» Task description
The full set of entries, reproduced exactly, is the expected answer.

=== Begin Enclosure ===

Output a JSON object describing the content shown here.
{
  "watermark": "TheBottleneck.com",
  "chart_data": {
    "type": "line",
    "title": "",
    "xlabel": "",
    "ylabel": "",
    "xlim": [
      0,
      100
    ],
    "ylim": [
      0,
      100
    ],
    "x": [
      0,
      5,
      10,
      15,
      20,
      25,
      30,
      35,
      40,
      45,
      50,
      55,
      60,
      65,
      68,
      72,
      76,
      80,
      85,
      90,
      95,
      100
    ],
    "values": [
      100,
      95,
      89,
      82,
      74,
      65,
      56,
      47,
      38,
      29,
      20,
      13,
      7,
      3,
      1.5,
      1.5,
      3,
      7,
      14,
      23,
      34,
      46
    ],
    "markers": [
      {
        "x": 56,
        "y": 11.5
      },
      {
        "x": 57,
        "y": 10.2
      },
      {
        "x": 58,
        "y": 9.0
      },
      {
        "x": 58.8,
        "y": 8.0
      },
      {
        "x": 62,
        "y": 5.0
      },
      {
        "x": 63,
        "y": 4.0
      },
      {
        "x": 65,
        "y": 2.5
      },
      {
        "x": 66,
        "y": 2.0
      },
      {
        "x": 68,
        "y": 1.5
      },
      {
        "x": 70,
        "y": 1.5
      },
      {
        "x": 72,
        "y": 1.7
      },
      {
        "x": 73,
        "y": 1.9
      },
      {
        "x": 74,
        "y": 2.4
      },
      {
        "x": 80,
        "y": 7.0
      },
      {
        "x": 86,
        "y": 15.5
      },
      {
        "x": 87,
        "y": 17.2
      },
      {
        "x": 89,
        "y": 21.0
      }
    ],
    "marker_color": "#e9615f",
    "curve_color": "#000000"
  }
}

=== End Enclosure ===

» Finished task
Output a JSON object describing the content shown here.
{
  "watermark": "TheBottleneck.com",
  "chart_data": {
    "type": "line",
    "title": "",
    "xlabel": "",
    "ylabel": "",
    "xlim": [
      0,
      100
    ],
    "ylim": [
      0,
      100
    ],
    "x": [
      0,
      5,
      10,
      15,
      20,
      25,
      30,
      35,
      40,
      45,
      50,
      55,
      60,
      65,
      68,
      72,
      76,
      80,
      85,
      90,
      95,
      100
    ],
    "values": [
      100,
      95,
      89,
      82,
      74,
      65,
      56,
      47,
      38,
      29,
      20,
      13,
      7,
      3,
      1.5,
      1.5,
      3,
      7,
      14,
      23,
      34,
      46
    ],
    "markers": [
      {
        "x": 56,
        "y": 11.5
      },
      {
        "x": 57,
        "y": 10.2
      },
      {
        "x": 58,
        "y": 9.0
      },
      {
        "x": 58.8,
        "y": 8.0
      },
      {
        "x": 62,
        "y": 5.0
      },
      {
        "x": 63,
        "y": 4.0
      },
      {
        "x": 65,
        "y": 2.5
      },
      {
        "x": 66,
        "y": 2.0
      },
      {
        "x": 68,
        "y": 1.5
      },
      {
        "x": 70,
        "y": 1.5
      },
      {
        "x": 72,
        "y": 1.7
      },
      {
        "x": 73,
        "y": 1.9
      },
      {
        "x": 74,
        "y": 2.4
      },
      {
        "x": 80,
        "y": 7.0
      },
      {
        "x": 86,
        "y": 15.5
      },
      {
        "x": 87,
        "y": 17.2
      },
      {
        "x": 89,
        "y": 21.0
      }
    ],
    "marker_color": "#e9615f",
    "curve_color": "#000000"
  }
}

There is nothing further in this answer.